September in Brussels is known as the ‘Rentrée’ when the crowds of lobbyists, commission employees, MEPs and so on make their way back to Brussels after the August holidays. The streets of Brussels suddenly hum with life just as the corridors of the Berlaymont and Parliament are thronged between meetings discussing committees and political manifestos.
This frantic activity applies to almost everyone in Brussels – especially European Commission President Elect Ursula von der Leyen who is in the process of selecting the next commission and her priorities.
With so much to do, and so much at stake, Prof. Dr. Eckart Würzner, President of Energy Cities and Mayor of Heidelberg, recently sent her a letter setting out our priorities for ensuring a shared energy transition in Europe. Fortunately, this is an issue with which the President-Elect is already familiar.
“I welcome your commitment to climate neutrality in 2050. I would like to share with you our proposals for a transition towards climate neutrality that leaves no one behind…. The only path to reach the 2050 targets means revising the 2030 target and, crucially, aligning all policies with climate neutrality.”
Scientists have been clear that we need drastic emissions cuts by 2030 if we are to avoid locking in catastrophic climate change. But to make such substantial progress requires a different way of operating.
“It is impossible to stay on a Paris-compatible reduction pathway if we do not involve all sectors, all policies and all departments…(and) we must mainstream climate into our budgets to achieve a transition aligned with the Paris Agreement.”
By mobilising the entirety of the EU’s capabilities and incorporating detailed carbon budgeting to ensure that, on an annual basis, we are making the necessary emissions cuts, Europe can lead the rest of the world and show the way.
And of course, it’s not just for the EU to act. The responsibility is shared amongst us all which was the theme on which Prof. Dr. Eckart Würzner closed the letter.

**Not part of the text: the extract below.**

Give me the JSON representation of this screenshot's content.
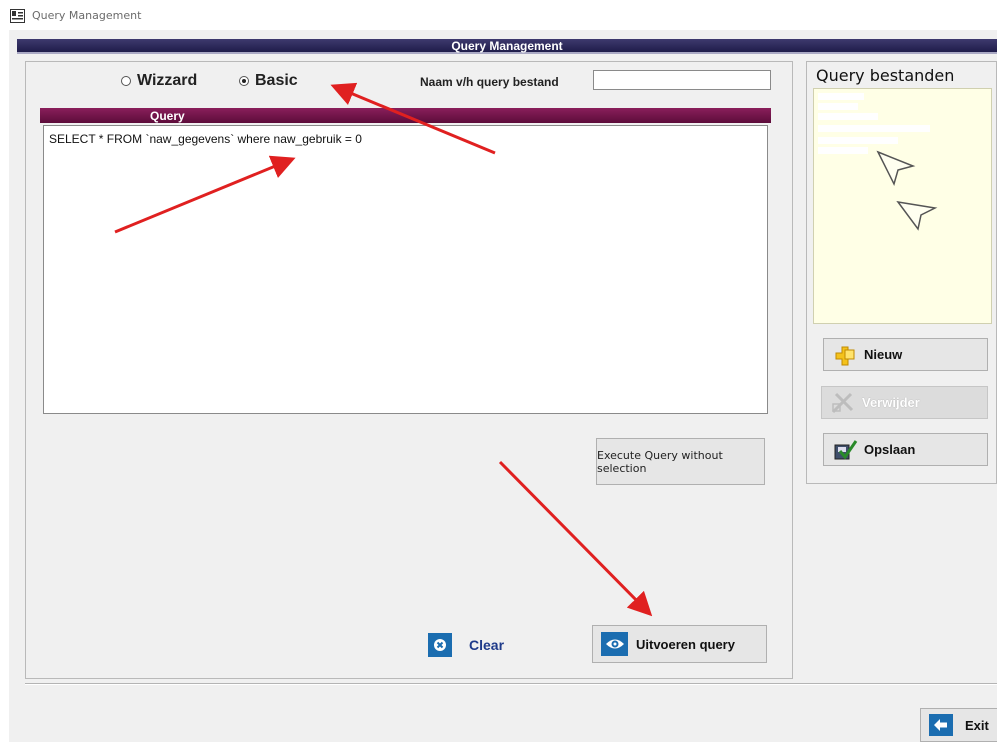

“I am struck by the determination of local leaders to act and to embrace their responsibilities towards future generations. They also see how the transition is an opportunity to build stronger, more prosperous and inclusive communities. For me, this should be the only objective of the Just Transition Fund which you have proposed and which is very much needed: to support communities in designing their future; in negotiating at local level, with all relevant stakeholders their transition pathway and to fairly share the benefits and burden of the transition.”
Energy Cities will continue to be in touch with the incoming president of the European Commission to ensure that the point of view of cities is recognised and they have the resources they need to achieve a shared energy transition in Europe.